• _Records_:
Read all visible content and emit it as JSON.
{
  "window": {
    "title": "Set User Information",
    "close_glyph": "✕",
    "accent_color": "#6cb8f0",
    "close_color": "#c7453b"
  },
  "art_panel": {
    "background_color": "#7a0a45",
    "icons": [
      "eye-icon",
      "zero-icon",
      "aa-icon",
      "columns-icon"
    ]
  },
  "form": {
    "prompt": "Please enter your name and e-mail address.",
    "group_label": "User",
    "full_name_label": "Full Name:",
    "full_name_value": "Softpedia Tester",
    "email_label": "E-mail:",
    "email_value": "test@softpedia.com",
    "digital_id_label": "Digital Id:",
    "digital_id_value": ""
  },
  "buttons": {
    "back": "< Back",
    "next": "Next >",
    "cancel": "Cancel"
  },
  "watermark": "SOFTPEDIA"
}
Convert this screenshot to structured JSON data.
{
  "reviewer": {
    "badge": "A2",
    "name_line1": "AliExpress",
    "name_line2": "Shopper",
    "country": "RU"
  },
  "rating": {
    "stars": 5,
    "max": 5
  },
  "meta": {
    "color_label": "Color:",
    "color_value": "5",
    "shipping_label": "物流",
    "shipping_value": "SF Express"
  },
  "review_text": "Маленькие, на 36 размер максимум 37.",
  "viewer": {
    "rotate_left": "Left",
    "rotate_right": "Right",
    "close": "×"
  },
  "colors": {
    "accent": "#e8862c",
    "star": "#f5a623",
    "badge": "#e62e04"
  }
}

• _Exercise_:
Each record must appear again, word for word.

• _Answer to this exercise_:
Read all visible content and emit it as JSON.
{
  "window": {
    "title": "Set User Information",
    "close_glyph": "✕",
    "accent_color": "#6cb8f0",
    "close_color": "#c7453b"
  },
  "art_panel": {
    "background_color": "#7a0a45",
    "icons": [
      "eye-icon",
      "zero-icon",
      "aa-icon",
      "columns-icon"
    ]
  },
  "form": {
    "prompt": "Please enter your name and e-mail address.",
    "group_label": "User",
    "full_name_label": "Full Name:",
    "full_name_value": "Softpedia Tester",
    "email_label": "E-mail:",
    "email_value": "test@softpedia.com",
    "digital_id_label": "Digital Id:",
    "digital_id_value": ""
  },
  "buttons": {
    "back": "< Back",
    "next": "Next >",
    "cancel": "Cancel"
  },
  "watermark": "SOFTPEDIA"
}
Convert this screenshot to structured JSON data.
{
  "reviewer": {
    "badge": "A2",
    "name_line1": "AliExpress",
    "name_line2": "Shopper",
    "country": "RU"
  },
  "rating": {
    "stars": 5,
    "max": 5
  },
  "meta": {
    "color_label": "Color:",
    "color_value": "5",
    "shipping_label": "物流",
    "shipping_value": "SF Express"
  },
  "review_text": "Маленькие, на 36 размер максимум 37.",
  "viewer": {
    "rotate_left": "Left",
    "rotate_right": "Right",
    "close": "×"
  },
  "colors": {
    "accent": "#e8862c",
    "star": "#f5a623",
    "badge": "#e62e04"
  }
}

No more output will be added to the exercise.